**DIRECTIONS FOR THIS TASK**
From top to bottom, each entry below must be reproduced exactly.

Excerpts from a dataset
______

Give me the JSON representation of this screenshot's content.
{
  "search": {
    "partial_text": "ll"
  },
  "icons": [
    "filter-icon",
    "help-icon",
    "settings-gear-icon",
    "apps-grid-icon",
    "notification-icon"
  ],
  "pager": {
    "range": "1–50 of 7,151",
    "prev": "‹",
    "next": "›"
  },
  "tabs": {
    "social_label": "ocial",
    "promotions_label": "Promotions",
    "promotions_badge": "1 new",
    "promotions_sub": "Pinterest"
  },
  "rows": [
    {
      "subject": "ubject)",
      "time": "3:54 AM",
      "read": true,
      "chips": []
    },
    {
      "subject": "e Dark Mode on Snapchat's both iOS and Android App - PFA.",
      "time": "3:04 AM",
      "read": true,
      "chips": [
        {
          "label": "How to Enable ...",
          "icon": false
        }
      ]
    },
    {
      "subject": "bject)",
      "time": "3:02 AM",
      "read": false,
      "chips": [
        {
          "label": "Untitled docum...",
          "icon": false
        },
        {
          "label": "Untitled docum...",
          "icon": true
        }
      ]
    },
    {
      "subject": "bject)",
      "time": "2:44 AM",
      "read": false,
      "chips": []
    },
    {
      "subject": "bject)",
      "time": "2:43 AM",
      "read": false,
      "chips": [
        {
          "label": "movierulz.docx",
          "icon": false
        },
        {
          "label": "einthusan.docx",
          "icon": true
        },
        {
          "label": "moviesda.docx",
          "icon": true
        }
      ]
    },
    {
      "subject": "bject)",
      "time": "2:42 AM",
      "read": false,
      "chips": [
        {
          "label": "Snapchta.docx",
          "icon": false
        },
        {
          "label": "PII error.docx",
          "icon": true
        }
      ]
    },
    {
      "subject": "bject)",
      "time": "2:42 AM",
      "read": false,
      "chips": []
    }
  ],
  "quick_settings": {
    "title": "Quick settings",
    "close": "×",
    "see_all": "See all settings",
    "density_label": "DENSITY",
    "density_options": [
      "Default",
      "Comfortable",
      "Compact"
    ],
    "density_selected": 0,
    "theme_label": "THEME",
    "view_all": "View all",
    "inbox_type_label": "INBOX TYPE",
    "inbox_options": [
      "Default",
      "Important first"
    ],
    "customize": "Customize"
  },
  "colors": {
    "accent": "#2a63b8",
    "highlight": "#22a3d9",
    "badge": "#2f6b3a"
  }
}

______

**SOLUTION TO THIS PROBLEM**
Give me the JSON representation of this screenshot's content.
{
  "search": {
    "partial_text": "ll"
  },
  "icons": [
    "filter-icon",
    "help-icon",
    "settings-gear-icon",
    "apps-grid-icon",
    "notification-icon"
  ],
  "pager": {
    "range": "1–50 of 7,151",
    "prev": "‹",
    "next": "›"
  },
  "tabs": {
    "social_label": "ocial",
    "promotions_label": "Promotions",
    "promotions_badge": "1 new",
    "promotions_sub": "Pinterest"
  },
  "rows": [
    {
      "subject": "ubject)",
      "time": "3:54 AM",
      "read": true,
      "chips": []
    },
    {
      "subject": "e Dark Mode on Snapchat's both iOS and Android App - PFA.",
      "time": "3:04 AM",
      "read": true,
      "chips": [
        {
          "label": "How to Enable ...",
          "icon": false
        }
      ]
    },
    {
      "subject": "bject)",
      "time": "3:02 AM",
      "read": false,
      "chips": [
        {
          "label": "Untitled docum...",
          "icon": false
        },
        {
          "label": "Untitled docum...",
          "icon": true
        }
      ]
    },
    {
      "subject": "bject)",
      "time": "2:44 AM",
      "read": false,
      "chips": []
    },
    {
      "subject": "bject)",
      "time": "2:43 AM",
      "read": false,
      "chips": [
        {
          "label": "movierulz.docx",
          "icon": false
        },
        {
          "label": "einthusan.docx",
          "icon": true
        },
        {
          "label": "moviesda.docx",
          "icon": true
        }
      ]
    },
    {
      "subject": "bject)",
      "time": "2:42 AM",
      "read": false,
      "chips": [
        {
          "label": "Snapchta.docx",
          "icon": false
        },
        {
          "label": "PII error.docx",
          "icon": true
        }
      ]
    },
    {
      "subject": "bject)",
      "time": "2:42 AM",
      "read": false,
      "chips": []
    }
  ],
  "quick_settings": {
    "title": "Quick settings",
    "close": "×",
    "see_all": "See all settings",
    "density_label": "DENSITY",
    "density_options": [
      "Default",
      "Comfortable",
      "Compact"
    ],
    "density_selected": 0,
    "theme_label": "THEME",
    "view_all": "View all",
    "inbox_type_label": "INBOX TYPE",
    "inbox_options": [
      "Default",
      "Important first"
    ],
    "customize": "Customize"
  },
  "colors": {
    "accent": "#2a63b8",
    "highlight": "#22a3d9",
    "badge": "#2f6b3a"
  }
}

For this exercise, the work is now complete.